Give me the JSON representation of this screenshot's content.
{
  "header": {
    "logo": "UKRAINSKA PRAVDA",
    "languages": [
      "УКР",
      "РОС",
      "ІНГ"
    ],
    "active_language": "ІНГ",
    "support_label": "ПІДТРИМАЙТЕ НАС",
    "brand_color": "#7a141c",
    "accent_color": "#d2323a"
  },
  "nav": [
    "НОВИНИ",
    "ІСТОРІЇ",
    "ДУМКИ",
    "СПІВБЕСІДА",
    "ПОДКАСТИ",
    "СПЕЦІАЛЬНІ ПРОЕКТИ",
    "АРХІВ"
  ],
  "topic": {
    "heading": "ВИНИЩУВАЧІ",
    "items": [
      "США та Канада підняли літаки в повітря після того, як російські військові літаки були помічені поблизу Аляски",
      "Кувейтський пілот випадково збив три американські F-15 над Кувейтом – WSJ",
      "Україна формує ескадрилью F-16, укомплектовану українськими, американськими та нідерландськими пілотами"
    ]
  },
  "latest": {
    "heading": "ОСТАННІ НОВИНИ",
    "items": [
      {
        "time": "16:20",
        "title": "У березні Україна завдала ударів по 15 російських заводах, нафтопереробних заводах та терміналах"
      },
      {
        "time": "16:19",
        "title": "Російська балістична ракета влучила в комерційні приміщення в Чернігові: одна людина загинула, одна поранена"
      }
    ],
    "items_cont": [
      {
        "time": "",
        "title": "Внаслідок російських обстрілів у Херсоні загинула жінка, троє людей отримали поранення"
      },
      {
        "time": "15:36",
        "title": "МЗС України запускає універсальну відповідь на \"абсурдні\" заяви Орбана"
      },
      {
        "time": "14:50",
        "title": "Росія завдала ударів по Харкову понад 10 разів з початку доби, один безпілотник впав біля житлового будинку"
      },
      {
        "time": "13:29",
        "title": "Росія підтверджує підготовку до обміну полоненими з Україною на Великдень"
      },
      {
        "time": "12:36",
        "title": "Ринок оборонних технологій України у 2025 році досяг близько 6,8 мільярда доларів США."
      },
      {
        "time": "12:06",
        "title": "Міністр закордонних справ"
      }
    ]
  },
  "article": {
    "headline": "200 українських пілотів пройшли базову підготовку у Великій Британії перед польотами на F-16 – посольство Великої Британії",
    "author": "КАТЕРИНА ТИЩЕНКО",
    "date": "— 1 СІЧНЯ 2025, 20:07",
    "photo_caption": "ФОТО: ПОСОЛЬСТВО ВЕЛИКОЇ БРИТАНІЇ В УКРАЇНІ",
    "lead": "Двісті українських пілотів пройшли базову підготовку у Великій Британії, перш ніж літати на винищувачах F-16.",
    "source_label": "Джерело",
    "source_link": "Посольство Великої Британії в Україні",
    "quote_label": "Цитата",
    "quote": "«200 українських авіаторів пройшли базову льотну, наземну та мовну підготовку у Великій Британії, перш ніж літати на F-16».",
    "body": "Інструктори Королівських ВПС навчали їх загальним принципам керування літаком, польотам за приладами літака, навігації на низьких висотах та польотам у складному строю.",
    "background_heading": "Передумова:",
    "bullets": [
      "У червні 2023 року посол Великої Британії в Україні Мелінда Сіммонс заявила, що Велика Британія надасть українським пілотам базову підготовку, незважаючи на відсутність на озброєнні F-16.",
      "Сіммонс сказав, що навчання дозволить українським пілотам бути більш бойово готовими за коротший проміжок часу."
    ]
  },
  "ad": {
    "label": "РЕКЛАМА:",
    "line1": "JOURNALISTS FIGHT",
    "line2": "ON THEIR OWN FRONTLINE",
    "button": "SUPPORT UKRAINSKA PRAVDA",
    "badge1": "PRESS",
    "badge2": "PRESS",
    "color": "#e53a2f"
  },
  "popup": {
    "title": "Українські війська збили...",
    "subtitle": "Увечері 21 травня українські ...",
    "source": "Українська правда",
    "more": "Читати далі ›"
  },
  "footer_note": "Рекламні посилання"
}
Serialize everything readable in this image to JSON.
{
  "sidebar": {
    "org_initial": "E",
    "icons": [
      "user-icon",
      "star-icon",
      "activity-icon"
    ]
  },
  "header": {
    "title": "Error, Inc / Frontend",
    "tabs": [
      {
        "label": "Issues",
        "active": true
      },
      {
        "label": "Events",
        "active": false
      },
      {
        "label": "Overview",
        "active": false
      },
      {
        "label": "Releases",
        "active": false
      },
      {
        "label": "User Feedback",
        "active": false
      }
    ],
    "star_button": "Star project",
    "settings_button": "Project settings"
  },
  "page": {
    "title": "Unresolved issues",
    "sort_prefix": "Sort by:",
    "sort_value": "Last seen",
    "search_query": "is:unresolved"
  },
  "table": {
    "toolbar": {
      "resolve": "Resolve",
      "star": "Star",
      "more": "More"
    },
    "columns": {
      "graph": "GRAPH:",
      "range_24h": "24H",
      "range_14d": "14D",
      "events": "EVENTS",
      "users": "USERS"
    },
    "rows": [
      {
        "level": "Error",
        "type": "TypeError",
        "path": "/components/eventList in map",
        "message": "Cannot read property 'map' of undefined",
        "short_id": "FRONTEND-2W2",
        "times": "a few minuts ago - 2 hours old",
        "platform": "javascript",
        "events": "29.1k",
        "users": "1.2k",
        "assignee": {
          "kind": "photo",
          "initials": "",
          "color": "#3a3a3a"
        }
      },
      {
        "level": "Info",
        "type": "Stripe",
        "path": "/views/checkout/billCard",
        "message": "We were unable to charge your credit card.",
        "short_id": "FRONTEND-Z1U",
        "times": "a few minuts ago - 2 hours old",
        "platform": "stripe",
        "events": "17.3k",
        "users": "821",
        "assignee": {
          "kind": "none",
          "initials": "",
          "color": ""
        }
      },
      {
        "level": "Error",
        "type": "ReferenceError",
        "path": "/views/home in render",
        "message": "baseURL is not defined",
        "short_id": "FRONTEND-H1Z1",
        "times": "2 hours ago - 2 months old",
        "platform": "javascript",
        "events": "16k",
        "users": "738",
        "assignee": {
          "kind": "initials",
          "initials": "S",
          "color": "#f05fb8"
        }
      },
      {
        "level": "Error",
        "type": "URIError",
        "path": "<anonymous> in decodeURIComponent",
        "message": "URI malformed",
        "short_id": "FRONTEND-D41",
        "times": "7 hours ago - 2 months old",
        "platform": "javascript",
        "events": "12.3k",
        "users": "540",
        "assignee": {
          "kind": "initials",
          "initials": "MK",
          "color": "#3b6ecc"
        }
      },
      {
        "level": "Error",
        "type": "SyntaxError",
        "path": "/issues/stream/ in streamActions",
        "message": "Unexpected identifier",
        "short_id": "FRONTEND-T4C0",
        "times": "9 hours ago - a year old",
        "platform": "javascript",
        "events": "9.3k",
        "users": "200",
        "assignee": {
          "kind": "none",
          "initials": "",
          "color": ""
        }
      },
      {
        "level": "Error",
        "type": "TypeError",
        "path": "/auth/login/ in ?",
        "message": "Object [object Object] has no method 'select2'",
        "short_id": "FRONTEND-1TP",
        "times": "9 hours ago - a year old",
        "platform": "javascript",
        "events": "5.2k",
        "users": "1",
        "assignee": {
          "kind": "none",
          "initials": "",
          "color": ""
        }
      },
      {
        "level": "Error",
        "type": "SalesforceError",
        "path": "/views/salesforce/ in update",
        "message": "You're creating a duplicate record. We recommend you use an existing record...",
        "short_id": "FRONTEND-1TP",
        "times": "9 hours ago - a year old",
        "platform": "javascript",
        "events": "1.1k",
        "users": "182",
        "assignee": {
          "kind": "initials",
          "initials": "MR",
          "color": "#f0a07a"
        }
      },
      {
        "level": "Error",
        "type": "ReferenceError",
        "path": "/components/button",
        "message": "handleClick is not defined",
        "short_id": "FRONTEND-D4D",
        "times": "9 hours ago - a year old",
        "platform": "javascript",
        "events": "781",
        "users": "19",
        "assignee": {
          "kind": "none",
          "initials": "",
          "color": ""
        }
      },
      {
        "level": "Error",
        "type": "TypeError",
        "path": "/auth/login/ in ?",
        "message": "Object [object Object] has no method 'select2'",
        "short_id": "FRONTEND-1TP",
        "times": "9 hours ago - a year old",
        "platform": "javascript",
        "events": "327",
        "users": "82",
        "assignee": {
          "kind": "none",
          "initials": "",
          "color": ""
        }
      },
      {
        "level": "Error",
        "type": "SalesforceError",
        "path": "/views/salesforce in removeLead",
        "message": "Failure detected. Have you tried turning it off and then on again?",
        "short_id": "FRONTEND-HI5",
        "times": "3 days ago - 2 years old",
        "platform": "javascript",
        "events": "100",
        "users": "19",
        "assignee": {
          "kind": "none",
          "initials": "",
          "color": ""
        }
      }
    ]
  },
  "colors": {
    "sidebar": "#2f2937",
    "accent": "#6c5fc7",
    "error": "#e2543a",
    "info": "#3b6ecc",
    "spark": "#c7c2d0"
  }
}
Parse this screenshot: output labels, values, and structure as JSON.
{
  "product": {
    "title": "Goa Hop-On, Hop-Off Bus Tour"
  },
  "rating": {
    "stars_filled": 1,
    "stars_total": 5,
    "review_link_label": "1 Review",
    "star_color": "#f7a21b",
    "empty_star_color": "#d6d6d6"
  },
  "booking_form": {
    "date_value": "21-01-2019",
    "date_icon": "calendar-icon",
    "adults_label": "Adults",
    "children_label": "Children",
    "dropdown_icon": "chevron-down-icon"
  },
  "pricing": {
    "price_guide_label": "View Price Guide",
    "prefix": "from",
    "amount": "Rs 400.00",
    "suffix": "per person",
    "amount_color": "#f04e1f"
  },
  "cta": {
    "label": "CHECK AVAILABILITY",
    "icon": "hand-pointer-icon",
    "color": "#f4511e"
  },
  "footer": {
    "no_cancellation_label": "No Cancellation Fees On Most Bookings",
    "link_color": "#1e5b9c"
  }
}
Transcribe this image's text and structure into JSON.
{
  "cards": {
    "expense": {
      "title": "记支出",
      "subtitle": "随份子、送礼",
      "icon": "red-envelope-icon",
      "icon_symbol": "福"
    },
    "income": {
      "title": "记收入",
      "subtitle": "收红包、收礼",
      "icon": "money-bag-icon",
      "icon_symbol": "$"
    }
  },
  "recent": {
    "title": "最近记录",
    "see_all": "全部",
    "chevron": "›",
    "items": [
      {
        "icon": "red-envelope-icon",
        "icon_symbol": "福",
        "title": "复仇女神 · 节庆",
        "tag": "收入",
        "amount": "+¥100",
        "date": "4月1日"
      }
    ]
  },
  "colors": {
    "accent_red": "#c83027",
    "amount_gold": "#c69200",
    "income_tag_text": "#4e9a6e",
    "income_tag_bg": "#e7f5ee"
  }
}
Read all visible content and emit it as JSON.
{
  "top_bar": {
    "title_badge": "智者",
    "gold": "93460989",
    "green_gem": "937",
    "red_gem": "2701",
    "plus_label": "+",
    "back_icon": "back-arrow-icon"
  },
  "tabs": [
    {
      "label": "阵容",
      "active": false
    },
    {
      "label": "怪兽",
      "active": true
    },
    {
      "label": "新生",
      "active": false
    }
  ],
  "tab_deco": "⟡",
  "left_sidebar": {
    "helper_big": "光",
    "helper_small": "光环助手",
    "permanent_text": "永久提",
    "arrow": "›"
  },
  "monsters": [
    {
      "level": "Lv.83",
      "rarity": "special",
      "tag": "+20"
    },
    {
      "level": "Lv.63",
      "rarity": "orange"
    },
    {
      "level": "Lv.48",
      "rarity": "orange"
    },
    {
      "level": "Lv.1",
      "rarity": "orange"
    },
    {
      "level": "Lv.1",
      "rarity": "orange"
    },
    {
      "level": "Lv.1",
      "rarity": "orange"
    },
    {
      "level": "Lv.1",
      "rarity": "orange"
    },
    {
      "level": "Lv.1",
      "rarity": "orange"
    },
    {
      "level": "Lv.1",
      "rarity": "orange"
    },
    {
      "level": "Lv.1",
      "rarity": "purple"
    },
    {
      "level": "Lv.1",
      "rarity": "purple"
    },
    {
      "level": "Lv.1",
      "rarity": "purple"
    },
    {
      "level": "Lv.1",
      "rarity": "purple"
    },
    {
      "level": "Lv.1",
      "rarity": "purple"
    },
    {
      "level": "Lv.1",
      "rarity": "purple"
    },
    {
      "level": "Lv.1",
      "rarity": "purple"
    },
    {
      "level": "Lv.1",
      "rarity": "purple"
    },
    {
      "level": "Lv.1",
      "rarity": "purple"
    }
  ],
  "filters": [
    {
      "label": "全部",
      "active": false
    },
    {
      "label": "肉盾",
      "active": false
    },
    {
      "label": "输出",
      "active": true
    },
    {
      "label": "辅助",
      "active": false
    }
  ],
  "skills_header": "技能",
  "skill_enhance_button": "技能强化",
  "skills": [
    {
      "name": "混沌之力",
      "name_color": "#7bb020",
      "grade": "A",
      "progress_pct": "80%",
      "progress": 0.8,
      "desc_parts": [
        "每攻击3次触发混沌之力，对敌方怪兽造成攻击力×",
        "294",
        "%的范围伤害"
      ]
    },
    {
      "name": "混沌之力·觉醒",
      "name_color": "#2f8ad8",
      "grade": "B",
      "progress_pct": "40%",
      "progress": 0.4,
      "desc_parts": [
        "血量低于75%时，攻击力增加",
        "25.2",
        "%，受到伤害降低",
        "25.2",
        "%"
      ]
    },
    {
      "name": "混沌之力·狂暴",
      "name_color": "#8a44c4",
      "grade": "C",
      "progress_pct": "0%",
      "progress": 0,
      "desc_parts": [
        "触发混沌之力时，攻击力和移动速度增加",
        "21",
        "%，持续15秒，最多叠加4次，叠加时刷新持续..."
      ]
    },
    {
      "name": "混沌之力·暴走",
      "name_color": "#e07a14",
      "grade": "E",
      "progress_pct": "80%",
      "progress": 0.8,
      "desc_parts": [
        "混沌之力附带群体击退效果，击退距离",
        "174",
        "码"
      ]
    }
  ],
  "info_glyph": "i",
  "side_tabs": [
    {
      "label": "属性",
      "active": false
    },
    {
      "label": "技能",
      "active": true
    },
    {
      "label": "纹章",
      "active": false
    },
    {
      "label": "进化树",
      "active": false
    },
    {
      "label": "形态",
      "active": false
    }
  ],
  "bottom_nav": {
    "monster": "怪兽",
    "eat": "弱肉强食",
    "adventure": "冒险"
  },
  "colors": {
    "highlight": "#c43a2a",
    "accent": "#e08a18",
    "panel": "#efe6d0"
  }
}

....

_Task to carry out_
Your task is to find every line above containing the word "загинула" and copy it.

_Written solution_
        "title": "Російська балістична ракета влучила в комерційні приміщення в Чернігові: одна людина загинула, одна поранена"
        "title": "Внаслідок російських обстрілів у Херсоні загинула жінка, троє людей отримали поранення"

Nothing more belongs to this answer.